None of these Christian gentry seem to have the faintest clue that that basis of evolutionary psychology is merely the recognition that there actually is such a thing as human nature. The fact that it is now supposed to be “in fashion” is really nothing more than that recognition, following decades in which the so-called behavioral “sciences” were in thrall to the ludicrous ideological orthodoxies of the Blank Slate. Douthat is much more likely to hit pay dirt in his hunt for atheists whose tastes run to leftist progressivism among the flotsam and jetsam left over from the demise of that orthodoxy than in the EP journals.
None of that matters to the Douthats of the world, though. EP is too useful to their narrative to pay any attention to the truth. And it turns out that the narrative in question is nothing more sophisticated than the hoary old naturalistic fallacy. Quoting once again from the above passage, “…by explaining human culture in scientific terms they can also justify the parts of that culture that they find congenial.” In other words, hidden in some dark cranny of academia, New Atheists, who are not otherwise identified, are supposed to be busily cobbling the “is” of evolutionary psychology into the “ought” of their nefarious, godless philosophy. Whatever. I suppose it’s not much of a stretch if you actually believe the rest of Catholic dogma.
In any case, “we” the monolithic atheist “movement” of today, are now “glad” again, thanks to the crutch of evolutionary psychology combined with a generally benign and prosperous world. “We” are also no longer embarrassed by Communism, which, of course, “we” foisted on the world. That revelation came as news to me, an atheist who volunteered to fight Communism in Vietnam at a time when to do so was not considered fashionable.
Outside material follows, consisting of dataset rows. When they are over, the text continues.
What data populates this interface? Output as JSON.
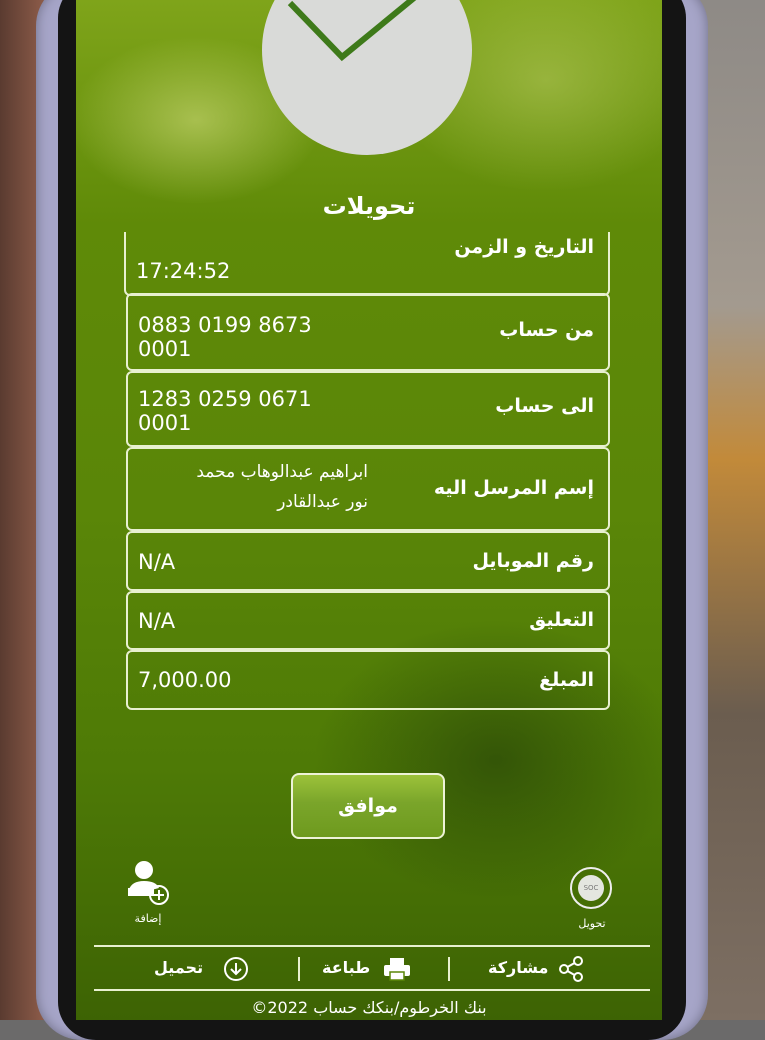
{
  "screen": {
    "title": "تحويلات",
    "rows": [
      {
        "label": "التاريخ و الزمن",
        "value": "17:24:52"
      },
      {
        "label": "من حساب",
        "value": "0883 0199 8673\n0001"
      },
      {
        "label": "الى حساب",
        "value": "1283 0259 0671\n0001"
      },
      {
        "label": "إسم المرسل اليه",
        "value": "ابراهيم عبدالوهاب محمد\nنور عبدالقادر"
      },
      {
        "label": "رقم الموبايل",
        "value": "N/A"
      },
      {
        "label": "التعليق",
        "value": "N/A"
      },
      {
        "label": "المبلغ",
        "value": "7,000.00"
      }
    ],
    "ok_label": "موافق",
    "add_label": "إضافة",
    "transfer_label": "تحويل",
    "soc_label": "SOC",
    "toolbar": {
      "download_label": "تحميل",
      "print_label": "طباعة",
      "share_label": "مشاركة"
    },
    "footer": "©2022 بنك الخرطوم/بنكك حساب"
  },
  "colors": {
    "screen_green": "#5a8608",
    "button_green": "#7aa52a",
    "check_mark": "#3e7a1a",
    "circle_gray": "#d9dad8"
  }
}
No time for the “movement” to relax, though, fellow atheists! The far-seeing Douthat, after scrutinizing related articles in the opinion columns of the New York Times and running across some other articles in popular magazines that clearly reveal that we face “problems that should be obvious to those with eyes to see,” is convinced that the pendulum will soon swing back from “glad” to “sad” once again. “Dark forces,” he writes, are driving “secular liberalism toward the kind of intellectual crisis that seems to me to lurk, iceberg-like, somewhere out ahead.”
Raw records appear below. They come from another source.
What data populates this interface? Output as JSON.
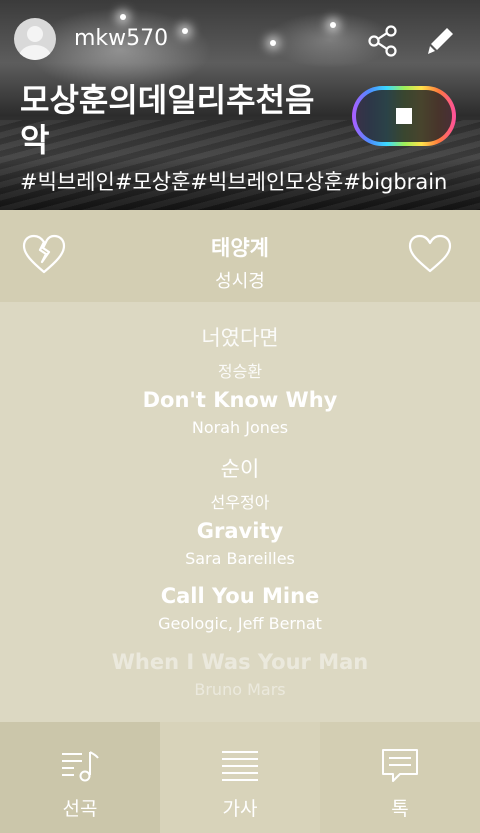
{
  "header": {
    "username": "mkw570",
    "playlist_title": "모상훈의데일리추천음악",
    "hashtags": "#빅브레인#모상훈#빅브레인모상훈#bigbrain",
    "playback_state": "playing"
  },
  "now_playing": {
    "title": "태양계",
    "artist": "성시경"
  },
  "queue": [
    {
      "title": "너였다면",
      "artist": "정승환"
    },
    {
      "title": "Don't Know Why",
      "artist": "Norah Jones"
    },
    {
      "title": "순이",
      "artist": "선우정아"
    },
    {
      "title": "Gravity",
      "artist": "Sara Bareilles"
    },
    {
      "title": "Call You Mine",
      "artist": "Geologic, Jeff Bernat"
    },
    {
      "title": "When I Was Your Man",
      "artist": "Bruno Mars"
    }
  ],
  "bottom_nav": [
    {
      "label": "선곡",
      "icon": "music-list-icon",
      "active": true
    },
    {
      "label": "가사",
      "icon": "lyrics-icon",
      "active": false
    },
    {
      "label": "톡",
      "icon": "chat-icon",
      "active": false
    }
  ],
  "colors": {
    "background": "#d6d1b8",
    "text": "#ffffff"
  }
}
Well, to tell you the truth, as a conservative atheist I wouldn’t mind having a front row seat to watch that ship slip beneath the waves, either. The only problem is that, according to the Douthats of the world, people like me can’t exist.